» WHAT TO WORK ON
Return each line of the entries that holds the string "System".

» DATASET EXTRACT
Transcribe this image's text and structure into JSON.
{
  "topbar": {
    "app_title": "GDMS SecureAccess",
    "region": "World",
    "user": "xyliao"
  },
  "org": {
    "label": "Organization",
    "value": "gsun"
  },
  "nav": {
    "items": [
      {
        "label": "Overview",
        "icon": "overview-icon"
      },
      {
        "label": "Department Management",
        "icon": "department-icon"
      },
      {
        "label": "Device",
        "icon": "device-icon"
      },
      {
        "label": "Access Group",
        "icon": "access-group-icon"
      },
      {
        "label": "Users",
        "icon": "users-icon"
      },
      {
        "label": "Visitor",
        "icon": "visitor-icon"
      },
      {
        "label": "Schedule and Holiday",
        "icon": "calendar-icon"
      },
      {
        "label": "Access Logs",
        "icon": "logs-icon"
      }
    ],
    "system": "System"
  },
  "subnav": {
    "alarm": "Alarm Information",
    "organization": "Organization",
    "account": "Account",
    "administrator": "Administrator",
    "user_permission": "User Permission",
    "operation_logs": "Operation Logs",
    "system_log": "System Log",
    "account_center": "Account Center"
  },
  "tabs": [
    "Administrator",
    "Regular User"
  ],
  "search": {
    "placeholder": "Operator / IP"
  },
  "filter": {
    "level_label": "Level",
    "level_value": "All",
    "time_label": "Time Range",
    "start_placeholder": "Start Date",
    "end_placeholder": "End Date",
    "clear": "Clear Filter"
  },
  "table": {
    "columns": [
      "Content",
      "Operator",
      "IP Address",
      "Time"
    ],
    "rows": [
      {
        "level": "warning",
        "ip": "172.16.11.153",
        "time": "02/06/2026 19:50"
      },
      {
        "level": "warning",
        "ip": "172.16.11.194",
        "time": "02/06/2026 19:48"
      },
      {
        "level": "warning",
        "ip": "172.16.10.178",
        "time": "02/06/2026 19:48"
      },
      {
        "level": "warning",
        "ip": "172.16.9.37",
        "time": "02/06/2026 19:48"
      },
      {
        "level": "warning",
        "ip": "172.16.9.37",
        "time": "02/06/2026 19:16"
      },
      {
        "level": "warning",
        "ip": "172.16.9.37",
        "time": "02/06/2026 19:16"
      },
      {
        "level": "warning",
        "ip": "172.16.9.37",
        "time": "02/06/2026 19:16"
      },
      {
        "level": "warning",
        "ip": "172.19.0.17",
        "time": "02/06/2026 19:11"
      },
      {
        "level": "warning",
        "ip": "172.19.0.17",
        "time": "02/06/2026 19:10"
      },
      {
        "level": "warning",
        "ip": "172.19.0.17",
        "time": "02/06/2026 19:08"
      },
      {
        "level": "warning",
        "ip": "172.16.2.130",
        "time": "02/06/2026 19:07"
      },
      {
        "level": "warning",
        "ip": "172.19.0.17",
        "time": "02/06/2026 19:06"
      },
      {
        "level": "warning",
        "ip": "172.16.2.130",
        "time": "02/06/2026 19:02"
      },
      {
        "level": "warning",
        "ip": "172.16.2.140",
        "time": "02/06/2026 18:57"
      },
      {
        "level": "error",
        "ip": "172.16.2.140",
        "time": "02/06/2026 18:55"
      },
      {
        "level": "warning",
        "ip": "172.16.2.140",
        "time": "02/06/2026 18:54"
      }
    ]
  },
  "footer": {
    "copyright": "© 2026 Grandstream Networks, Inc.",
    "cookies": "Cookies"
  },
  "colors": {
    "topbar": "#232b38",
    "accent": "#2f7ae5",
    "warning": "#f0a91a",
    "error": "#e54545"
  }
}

» OUTPUT FOR THIS TASK
    "system": "System"
    "system_log": "System Log",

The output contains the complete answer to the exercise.